Aim of the exercise -
The records shown below are to be repeated exactly and completely.

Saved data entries
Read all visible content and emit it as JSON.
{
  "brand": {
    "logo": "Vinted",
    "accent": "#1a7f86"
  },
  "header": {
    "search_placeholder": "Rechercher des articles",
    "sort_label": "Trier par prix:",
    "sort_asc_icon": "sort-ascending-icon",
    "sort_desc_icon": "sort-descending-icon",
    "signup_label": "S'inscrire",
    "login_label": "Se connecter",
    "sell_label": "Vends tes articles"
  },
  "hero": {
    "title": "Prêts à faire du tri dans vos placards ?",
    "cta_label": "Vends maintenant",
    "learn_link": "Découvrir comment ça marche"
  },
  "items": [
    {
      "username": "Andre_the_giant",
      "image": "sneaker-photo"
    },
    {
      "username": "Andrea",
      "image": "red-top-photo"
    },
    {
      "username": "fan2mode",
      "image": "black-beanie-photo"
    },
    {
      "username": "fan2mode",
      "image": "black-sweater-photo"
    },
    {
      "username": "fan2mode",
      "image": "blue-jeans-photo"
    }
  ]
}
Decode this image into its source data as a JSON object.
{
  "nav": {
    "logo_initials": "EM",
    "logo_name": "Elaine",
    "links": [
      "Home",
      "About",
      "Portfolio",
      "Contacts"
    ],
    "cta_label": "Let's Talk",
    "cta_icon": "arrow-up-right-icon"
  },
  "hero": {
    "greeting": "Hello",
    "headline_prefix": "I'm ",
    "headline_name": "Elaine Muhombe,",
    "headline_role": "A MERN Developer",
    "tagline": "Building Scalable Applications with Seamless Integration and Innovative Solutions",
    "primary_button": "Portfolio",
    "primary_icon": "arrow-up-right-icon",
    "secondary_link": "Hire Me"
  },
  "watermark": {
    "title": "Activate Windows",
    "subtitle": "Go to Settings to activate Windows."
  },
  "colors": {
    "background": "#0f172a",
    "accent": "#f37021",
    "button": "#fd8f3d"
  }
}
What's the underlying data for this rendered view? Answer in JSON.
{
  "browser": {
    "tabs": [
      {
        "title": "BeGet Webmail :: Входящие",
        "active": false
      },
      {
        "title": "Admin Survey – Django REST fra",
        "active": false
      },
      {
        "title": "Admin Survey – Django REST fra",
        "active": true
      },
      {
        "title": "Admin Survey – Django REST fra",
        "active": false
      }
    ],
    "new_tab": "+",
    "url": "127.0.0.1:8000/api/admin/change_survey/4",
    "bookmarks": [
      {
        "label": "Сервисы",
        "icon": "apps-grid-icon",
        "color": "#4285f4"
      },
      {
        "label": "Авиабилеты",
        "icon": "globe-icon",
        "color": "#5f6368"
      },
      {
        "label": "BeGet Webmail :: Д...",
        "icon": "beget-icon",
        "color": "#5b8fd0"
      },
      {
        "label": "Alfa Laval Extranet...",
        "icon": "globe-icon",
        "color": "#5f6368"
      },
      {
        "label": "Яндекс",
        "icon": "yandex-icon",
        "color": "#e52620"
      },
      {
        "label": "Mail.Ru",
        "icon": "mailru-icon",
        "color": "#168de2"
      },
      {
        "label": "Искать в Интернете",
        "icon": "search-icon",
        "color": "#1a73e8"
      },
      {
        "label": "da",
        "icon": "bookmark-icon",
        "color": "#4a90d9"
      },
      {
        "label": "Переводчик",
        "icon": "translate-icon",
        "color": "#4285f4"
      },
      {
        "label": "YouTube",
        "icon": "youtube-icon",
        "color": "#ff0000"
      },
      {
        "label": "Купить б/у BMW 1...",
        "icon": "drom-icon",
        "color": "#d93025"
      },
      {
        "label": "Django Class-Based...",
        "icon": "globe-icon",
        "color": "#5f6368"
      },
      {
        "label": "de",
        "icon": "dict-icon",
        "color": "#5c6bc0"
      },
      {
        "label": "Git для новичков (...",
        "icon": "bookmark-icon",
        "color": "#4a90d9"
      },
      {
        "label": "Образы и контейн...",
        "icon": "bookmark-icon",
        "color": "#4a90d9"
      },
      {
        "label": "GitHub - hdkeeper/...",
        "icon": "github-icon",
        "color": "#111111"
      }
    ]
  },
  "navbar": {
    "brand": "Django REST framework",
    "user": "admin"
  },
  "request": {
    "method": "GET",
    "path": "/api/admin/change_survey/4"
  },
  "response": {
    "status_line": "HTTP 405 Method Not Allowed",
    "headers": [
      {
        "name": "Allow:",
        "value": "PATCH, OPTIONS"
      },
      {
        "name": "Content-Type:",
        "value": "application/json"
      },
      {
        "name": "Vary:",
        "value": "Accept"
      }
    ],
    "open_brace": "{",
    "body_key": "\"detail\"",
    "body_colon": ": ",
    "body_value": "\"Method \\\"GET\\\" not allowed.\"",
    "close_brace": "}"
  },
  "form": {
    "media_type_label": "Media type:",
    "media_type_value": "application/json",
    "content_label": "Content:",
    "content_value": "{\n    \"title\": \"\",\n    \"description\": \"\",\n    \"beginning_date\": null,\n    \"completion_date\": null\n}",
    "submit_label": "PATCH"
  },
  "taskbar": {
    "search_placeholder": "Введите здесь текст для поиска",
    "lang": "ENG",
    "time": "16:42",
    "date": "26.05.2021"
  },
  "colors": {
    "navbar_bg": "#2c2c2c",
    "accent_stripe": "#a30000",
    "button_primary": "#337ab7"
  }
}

Answer for the task -
Read all visible content and emit it as JSON.
{
  "brand": {
    "logo": "Vinted",
    "accent": "#1a7f86"
  },
  "header": {
    "search_placeholder": "Rechercher des articles",
    "sort_label": "Trier par prix:",
    "sort_asc_icon": "sort-ascending-icon",
    "sort_desc_icon": "sort-descending-icon",
    "signup_label": "S'inscrire",
    "login_label": "Se connecter",
    "sell_label": "Vends tes articles"
  },
  "hero": {
    "title": "Prêts à faire du tri dans vos placards ?",
    "cta_label": "Vends maintenant",
    "learn_link": "Découvrir comment ça marche"
  },
  "items": [
    {
      "username": "Andre_the_giant",
      "image": "sneaker-photo"
    },
    {
      "username": "Andrea",
      "image": "red-top-photo"
    },
    {
      "username": "fan2mode",
      "image": "black-beanie-photo"
    },
    {
      "username": "fan2mode",
      "image": "black-sweater-photo"
    },
    {
      "username": "fan2mode",
      "image": "blue-jeans-photo"
    }
  ]
}
Decode this image into its source data as a JSON object.
{
  "nav": {
    "logo_initials": "EM",
    "logo_name": "Elaine",
    "links": [
      "Home",
      "About",
      "Portfolio",
      "Contacts"
    ],
    "cta_label": "Let's Talk",
    "cta_icon": "arrow-up-right-icon"
  },
  "hero": {
    "greeting": "Hello",
    "headline_prefix": "I'm ",
    "headline_name": "Elaine Muhombe,",
    "headline_role": "A MERN Developer",
    "tagline": "Building Scalable Applications with Seamless Integration and Innovative Solutions",
    "primary_button": "Portfolio",
    "primary_icon": "arrow-up-right-icon",
    "secondary_link": "Hire Me"
  },
  "watermark": {
    "title": "Activate Windows",
    "subtitle": "Go to Settings to activate Windows."
  },
  "colors": {
    "background": "#0f172a",
    "accent": "#f37021",
    "button": "#fd8f3d"
  }
}
What's the underlying data for this rendered view? Answer in JSON.
{
  "browser": {
    "tabs": [
      {
        "title": "BeGet Webmail :: Входящие",
        "active": false
      },
      {
        "title": "Admin Survey – Django REST fra",
        "active": false
      },
      {
        "title": "Admin Survey – Django REST fra",
        "active": true
      },
      {
        "title": "Admin Survey – Django REST fra",
        "active": false
      }
    ],
    "new_tab": "+",
    "url": "127.0.0.1:8000/api/admin/change_survey/4",
    "bookmarks": [
      {
        "label": "Сервисы",
        "icon": "apps-grid-icon",
        "color": "#4285f4"
      },
      {
        "label": "Авиабилеты",
        "icon": "globe-icon",
        "color": "#5f6368"
      },
      {
        "label": "BeGet Webmail :: Д...",
        "icon": "beget-icon",
        "color": "#5b8fd0"
      },
      {
        "label": "Alfa Laval Extranet...",
        "icon": "globe-icon",
        "color": "#5f6368"
      },
      {
        "label": "Яндекс",
        "icon": "yandex-icon",
        "color": "#e52620"
      },
      {
        "label": "Mail.Ru",
        "icon": "mailru-icon",
        "color": "#168de2"
      },
      {
        "label": "Искать в Интернете",
        "icon": "search-icon",
        "color": "#1a73e8"
      },
      {
        "label": "da",
        "icon": "bookmark-icon",
        "color": "#4a90d9"
      },
      {
        "label": "Переводчик",
        "icon": "translate-icon",
        "color": "#4285f4"
      },
      {
        "label": "YouTube",
        "icon": "youtube-icon",
        "color": "#ff0000"
      },
      {
        "label": "Купить б/у BMW 1...",
        "icon": "drom-icon",
        "color": "#d93025"
      },
      {
        "label": "Django Class-Based...",
        "icon": "globe-icon",
        "color": "#5f6368"
      },
      {
        "label": "de",
        "icon": "dict-icon",
        "color": "#5c6bc0"
      },
      {
        "label": "Git для новичков (...",
        "icon": "bookmark-icon",
        "color": "#4a90d9"
      },
      {
        "label": "Образы и контейн...",
        "icon": "bookmark-icon",
        "color": "#4a90d9"
      },
      {
        "label": "GitHub - hdkeeper/...",
        "icon": "github-icon",
        "color": "#111111"
      }
    ]
  },
  "navbar": {
    "brand": "Django REST framework",
    "user": "admin"
  },
  "request": {
    "method": "GET",
    "path": "/api/admin/change_survey/4"
  },
  "response": {
    "status_line": "HTTP 405 Method Not Allowed",
    "headers": [
      {
        "name": "Allow:",
        "value": "PATCH, OPTIONS"
      },
      {
        "name": "Content-Type:",
        "value": "application/json"
      },
      {
        "name": "Vary:",
        "value": "Accept"
      }
    ],
    "open_brace": "{",
    "body_key": "\"detail\"",
    "body_colon": ": ",
    "body_value": "\"Method \\\"GET\\\" not allowed.\"",
    "close_brace": "}"
  },
  "form": {
    "media_type_label": "Media type:",
    "media_type_value": "application/json",
    "content_label": "Content:",
    "content_value": "{\n    \"title\": \"\",\n    \"description\": \"\",\n    \"beginning_date\": null,\n    \"completion_date\": null\n}",
    "submit_label": "PATCH"
  },
  "taskbar": {
    "search_placeholder": "Введите здесь текст для поиска",
    "lang": "ENG",
    "time": "16:42",
    "date": "26.05.2021"
  },
  "colors": {
    "navbar_bg": "#2c2c2c",
    "accent_stripe": "#a30000",
    "button_primary": "#337ab7"
  }
}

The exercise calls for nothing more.